▶ [PROBLEM TO SOLVE]
Some lines in the listing may contain the word "소비쿠폰". Say how many, with the number alone.

*-*-*

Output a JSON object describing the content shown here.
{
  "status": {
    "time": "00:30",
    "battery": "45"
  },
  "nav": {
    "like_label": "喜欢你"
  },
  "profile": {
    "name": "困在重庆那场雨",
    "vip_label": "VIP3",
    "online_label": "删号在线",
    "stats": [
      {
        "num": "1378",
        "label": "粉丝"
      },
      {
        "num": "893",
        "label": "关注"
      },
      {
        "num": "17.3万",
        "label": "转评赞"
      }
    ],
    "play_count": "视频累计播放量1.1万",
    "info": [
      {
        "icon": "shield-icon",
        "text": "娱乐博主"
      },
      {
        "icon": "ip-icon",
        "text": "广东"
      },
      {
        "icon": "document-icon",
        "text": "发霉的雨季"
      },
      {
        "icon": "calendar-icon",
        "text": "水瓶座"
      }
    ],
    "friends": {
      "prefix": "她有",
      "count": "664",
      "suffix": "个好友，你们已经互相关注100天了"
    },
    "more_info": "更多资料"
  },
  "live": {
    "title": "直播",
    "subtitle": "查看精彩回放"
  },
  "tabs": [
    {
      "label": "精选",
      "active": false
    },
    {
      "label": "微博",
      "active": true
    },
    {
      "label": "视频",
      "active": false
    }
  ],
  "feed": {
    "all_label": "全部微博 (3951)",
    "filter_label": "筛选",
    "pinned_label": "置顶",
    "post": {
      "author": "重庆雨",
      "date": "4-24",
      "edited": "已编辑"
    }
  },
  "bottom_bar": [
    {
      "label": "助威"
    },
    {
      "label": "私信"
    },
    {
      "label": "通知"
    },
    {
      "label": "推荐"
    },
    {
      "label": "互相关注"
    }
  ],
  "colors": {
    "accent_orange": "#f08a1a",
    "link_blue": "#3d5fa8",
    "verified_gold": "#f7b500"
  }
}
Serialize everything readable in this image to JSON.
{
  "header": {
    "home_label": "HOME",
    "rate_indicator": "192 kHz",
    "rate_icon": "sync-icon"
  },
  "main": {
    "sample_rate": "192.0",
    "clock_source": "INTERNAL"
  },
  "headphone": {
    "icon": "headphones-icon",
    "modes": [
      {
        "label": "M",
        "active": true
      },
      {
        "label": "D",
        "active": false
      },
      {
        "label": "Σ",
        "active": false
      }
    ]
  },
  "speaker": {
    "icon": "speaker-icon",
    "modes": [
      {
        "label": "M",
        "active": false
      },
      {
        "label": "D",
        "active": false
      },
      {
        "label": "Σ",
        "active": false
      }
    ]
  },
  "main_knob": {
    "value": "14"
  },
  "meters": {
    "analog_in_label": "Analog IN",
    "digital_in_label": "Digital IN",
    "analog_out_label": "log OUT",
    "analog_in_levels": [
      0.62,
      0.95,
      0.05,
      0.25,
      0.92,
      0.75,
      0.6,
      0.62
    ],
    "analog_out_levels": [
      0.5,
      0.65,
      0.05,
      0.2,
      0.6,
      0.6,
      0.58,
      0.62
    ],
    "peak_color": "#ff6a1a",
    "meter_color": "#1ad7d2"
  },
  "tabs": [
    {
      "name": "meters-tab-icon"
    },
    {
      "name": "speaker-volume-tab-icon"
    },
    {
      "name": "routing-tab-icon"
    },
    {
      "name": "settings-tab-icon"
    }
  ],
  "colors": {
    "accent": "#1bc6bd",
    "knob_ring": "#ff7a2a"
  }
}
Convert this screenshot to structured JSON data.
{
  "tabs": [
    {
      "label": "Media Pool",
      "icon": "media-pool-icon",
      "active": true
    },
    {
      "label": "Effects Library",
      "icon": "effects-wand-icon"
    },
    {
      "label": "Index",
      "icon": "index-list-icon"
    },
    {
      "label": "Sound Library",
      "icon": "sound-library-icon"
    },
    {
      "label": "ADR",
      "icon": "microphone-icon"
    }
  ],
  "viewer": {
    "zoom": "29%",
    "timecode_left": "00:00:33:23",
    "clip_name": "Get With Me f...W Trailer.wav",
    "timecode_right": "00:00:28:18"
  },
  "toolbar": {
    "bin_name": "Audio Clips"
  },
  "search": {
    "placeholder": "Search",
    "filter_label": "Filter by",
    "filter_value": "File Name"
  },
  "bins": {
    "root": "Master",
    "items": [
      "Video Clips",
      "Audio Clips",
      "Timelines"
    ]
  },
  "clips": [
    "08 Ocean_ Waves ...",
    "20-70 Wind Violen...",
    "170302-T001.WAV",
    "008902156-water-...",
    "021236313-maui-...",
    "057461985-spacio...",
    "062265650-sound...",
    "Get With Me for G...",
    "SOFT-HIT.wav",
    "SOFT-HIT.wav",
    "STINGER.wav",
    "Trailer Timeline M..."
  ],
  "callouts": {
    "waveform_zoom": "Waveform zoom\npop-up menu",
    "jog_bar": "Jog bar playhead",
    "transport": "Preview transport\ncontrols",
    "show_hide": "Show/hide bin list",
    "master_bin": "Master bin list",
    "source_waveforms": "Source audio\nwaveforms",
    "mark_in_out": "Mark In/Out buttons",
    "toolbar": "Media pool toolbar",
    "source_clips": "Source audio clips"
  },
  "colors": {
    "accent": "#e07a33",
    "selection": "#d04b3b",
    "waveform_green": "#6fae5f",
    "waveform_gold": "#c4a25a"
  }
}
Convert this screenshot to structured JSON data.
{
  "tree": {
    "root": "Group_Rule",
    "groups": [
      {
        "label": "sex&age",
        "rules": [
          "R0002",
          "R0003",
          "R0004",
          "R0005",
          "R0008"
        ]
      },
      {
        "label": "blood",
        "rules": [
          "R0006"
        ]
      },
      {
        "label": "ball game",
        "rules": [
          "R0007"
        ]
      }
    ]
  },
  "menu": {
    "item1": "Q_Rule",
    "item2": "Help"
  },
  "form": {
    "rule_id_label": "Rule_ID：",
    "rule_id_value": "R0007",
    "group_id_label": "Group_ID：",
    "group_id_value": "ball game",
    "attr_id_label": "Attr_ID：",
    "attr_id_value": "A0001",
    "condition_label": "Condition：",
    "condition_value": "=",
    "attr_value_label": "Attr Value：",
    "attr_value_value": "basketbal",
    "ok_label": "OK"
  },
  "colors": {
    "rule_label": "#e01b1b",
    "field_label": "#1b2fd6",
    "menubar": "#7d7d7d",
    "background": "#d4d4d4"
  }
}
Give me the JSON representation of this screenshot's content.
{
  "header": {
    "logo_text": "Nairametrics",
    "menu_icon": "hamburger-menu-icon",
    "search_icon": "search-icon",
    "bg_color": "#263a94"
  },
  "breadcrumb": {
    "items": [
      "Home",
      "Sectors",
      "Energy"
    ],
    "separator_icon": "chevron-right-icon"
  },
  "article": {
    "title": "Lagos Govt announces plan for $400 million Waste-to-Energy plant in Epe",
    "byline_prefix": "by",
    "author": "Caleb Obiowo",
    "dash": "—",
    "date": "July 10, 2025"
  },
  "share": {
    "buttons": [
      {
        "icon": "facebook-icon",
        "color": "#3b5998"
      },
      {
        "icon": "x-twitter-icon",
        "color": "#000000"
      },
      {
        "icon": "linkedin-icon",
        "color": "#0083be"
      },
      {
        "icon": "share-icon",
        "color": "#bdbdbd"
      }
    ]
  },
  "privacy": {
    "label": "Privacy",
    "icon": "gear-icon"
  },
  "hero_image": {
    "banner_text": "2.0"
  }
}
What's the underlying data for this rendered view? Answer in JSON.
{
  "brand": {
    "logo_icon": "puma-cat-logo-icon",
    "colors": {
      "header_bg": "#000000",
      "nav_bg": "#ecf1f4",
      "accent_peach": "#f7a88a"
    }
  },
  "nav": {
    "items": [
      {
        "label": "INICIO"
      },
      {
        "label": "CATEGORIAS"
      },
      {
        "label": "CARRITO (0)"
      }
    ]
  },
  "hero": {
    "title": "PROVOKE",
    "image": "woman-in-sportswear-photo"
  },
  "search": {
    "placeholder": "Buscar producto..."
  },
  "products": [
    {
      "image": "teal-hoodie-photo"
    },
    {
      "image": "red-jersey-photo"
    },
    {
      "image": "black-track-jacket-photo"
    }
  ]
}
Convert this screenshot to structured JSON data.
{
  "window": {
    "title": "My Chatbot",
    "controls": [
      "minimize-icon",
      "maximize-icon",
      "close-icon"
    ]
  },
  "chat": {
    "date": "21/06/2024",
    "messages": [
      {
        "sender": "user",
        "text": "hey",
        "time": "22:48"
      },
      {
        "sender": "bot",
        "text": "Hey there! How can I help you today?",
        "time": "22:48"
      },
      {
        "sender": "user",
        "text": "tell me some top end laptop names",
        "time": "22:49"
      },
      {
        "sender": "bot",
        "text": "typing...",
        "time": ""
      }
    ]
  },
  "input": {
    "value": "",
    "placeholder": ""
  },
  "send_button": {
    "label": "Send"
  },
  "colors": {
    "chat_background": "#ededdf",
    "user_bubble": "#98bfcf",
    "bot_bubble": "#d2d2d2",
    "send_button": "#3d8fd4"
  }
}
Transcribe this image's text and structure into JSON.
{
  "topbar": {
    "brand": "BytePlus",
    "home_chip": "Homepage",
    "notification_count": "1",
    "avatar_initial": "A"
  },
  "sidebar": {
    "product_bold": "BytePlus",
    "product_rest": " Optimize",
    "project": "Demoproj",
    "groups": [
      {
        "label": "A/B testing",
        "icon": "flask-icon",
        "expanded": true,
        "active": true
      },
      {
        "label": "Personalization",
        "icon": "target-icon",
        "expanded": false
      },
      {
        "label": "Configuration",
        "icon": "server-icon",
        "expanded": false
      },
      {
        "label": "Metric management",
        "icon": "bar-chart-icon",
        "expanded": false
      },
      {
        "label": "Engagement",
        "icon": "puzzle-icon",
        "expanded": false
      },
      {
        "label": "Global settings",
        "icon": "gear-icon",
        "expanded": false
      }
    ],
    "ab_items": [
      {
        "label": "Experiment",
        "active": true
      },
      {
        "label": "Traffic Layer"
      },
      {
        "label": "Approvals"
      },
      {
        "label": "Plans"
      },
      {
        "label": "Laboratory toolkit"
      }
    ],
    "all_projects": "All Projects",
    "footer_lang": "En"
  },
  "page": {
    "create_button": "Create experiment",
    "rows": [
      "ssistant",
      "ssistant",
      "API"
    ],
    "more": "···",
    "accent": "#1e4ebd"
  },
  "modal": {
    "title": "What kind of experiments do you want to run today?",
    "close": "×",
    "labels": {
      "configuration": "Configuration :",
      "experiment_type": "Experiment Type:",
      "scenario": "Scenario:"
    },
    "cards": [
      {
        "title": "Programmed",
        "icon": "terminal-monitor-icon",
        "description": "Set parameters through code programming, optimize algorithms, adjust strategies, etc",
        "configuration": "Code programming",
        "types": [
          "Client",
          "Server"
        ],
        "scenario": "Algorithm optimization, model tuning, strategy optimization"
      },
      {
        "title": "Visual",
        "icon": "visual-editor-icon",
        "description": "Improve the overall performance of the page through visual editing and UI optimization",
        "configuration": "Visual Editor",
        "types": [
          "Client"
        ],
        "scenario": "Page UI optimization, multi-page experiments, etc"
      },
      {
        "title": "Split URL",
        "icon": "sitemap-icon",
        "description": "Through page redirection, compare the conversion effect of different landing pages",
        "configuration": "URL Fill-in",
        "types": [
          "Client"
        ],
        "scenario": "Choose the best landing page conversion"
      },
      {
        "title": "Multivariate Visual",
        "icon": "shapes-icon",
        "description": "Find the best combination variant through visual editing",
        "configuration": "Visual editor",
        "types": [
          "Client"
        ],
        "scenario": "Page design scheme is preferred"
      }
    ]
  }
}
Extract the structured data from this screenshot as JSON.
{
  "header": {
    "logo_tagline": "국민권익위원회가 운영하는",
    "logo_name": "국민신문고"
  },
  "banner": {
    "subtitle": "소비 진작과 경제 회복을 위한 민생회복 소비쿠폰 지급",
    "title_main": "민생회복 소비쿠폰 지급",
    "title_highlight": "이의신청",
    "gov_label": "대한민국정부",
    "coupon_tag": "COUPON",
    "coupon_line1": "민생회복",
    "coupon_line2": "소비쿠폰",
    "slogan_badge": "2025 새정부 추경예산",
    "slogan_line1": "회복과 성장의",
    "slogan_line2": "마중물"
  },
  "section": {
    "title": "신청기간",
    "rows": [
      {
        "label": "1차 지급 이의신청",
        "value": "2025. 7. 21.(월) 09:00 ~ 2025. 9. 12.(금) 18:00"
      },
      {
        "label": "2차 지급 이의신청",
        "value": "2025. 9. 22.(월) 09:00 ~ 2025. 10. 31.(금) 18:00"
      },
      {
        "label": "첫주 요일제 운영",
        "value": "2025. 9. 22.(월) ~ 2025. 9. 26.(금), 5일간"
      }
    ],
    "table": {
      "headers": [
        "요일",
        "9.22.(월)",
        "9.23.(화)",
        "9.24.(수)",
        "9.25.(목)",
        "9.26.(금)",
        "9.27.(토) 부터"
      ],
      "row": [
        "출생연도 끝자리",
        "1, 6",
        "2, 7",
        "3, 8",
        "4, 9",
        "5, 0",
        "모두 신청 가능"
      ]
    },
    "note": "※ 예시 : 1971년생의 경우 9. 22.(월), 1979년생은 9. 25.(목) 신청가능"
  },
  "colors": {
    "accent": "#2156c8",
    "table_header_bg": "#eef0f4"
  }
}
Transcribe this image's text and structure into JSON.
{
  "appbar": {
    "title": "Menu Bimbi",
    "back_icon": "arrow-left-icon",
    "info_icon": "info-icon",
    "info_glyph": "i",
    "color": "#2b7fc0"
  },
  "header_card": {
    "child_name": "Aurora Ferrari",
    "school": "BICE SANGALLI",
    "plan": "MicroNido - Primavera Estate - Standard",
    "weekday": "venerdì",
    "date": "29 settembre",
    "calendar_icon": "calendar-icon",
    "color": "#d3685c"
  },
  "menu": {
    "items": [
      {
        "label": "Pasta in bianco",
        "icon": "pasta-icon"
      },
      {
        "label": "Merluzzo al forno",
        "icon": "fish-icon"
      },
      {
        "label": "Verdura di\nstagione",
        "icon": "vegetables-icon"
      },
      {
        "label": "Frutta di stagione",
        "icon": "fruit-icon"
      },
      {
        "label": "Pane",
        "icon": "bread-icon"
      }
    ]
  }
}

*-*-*

▶ [WRITTEN RESPONSE]
3